WORK INSTRUCTIONS:
Find the lines in the records below that contain "List", and report each of them.

EXTRACTED ENTRIES:
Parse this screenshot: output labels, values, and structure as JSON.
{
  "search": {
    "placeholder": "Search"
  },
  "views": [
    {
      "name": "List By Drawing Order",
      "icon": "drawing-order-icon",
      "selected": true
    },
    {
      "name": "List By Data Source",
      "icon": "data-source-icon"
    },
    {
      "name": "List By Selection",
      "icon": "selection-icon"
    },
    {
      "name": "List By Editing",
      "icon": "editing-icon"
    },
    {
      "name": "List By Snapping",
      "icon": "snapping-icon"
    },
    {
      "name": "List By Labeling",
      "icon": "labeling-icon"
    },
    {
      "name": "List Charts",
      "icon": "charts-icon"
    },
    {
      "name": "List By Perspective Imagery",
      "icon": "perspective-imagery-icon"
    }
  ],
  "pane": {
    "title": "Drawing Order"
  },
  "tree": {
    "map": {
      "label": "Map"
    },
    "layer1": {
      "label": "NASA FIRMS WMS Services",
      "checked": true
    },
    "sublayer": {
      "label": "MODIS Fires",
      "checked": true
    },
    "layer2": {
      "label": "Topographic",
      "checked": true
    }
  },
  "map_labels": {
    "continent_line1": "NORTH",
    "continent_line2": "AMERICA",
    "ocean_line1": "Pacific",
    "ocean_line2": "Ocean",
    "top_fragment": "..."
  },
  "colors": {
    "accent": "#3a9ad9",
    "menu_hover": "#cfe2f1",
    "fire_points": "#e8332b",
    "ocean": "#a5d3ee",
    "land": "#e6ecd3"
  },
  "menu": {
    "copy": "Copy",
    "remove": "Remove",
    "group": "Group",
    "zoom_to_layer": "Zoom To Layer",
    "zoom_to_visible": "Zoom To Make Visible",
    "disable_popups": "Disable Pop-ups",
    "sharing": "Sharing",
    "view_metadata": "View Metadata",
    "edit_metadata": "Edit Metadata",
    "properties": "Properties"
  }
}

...

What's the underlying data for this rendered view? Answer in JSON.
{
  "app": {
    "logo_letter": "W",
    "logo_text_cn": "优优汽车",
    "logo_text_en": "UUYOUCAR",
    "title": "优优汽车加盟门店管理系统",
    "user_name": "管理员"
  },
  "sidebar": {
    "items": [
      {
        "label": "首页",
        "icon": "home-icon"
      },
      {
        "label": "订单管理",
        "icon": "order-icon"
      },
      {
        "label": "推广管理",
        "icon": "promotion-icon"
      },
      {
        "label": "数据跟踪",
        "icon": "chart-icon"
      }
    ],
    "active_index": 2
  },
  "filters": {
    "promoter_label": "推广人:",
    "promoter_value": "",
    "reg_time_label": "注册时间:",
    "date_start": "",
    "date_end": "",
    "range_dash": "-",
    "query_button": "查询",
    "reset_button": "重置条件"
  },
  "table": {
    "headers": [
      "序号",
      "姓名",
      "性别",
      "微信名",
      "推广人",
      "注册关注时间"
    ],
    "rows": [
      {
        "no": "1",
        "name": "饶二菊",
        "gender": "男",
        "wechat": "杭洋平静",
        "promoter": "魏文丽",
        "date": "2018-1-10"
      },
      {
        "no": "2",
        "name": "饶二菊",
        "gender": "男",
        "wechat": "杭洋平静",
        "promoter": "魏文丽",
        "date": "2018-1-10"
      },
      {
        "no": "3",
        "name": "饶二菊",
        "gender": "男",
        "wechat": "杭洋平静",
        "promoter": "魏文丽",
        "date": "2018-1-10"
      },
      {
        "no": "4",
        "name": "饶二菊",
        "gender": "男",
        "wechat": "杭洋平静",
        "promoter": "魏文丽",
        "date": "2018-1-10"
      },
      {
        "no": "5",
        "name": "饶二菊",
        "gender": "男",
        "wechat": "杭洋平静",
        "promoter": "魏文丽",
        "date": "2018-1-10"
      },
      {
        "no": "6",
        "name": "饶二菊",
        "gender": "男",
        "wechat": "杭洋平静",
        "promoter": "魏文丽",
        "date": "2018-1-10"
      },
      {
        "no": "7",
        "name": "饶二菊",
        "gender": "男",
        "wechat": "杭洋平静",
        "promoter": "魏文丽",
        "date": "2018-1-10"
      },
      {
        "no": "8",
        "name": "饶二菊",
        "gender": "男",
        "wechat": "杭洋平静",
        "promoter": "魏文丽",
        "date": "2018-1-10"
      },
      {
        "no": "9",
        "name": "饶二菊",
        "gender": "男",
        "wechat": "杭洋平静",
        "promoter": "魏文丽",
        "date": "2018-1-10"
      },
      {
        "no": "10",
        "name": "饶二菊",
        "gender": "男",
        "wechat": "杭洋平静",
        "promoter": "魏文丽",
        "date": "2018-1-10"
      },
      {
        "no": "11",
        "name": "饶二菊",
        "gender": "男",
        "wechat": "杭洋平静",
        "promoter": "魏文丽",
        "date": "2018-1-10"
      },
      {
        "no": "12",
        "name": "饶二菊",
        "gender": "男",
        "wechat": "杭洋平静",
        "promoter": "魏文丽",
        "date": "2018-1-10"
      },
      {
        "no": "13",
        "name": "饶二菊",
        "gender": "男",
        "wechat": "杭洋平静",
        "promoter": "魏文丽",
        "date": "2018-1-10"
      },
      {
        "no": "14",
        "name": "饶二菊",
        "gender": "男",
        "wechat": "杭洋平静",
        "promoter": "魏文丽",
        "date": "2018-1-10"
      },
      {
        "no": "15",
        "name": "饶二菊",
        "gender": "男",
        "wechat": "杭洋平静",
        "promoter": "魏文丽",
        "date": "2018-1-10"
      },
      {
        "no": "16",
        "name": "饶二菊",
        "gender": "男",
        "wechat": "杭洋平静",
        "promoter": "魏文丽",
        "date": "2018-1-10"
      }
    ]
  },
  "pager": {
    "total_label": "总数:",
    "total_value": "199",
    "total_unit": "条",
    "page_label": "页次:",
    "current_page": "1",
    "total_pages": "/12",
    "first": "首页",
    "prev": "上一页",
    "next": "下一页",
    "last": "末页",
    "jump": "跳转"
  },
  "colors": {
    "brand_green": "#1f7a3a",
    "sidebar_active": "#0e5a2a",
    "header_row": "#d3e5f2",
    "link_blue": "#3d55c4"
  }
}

ANSWER SECTION:
      "name": "List By Drawing Order",
      "name": "List By Data Source",
      "name": "List By Selection",
      "name": "List By Editing",
      "name": "List By Snapping",
      "name": "List By Labeling",
      "name": "List Charts",
      "name": "List By Perspective Imagery",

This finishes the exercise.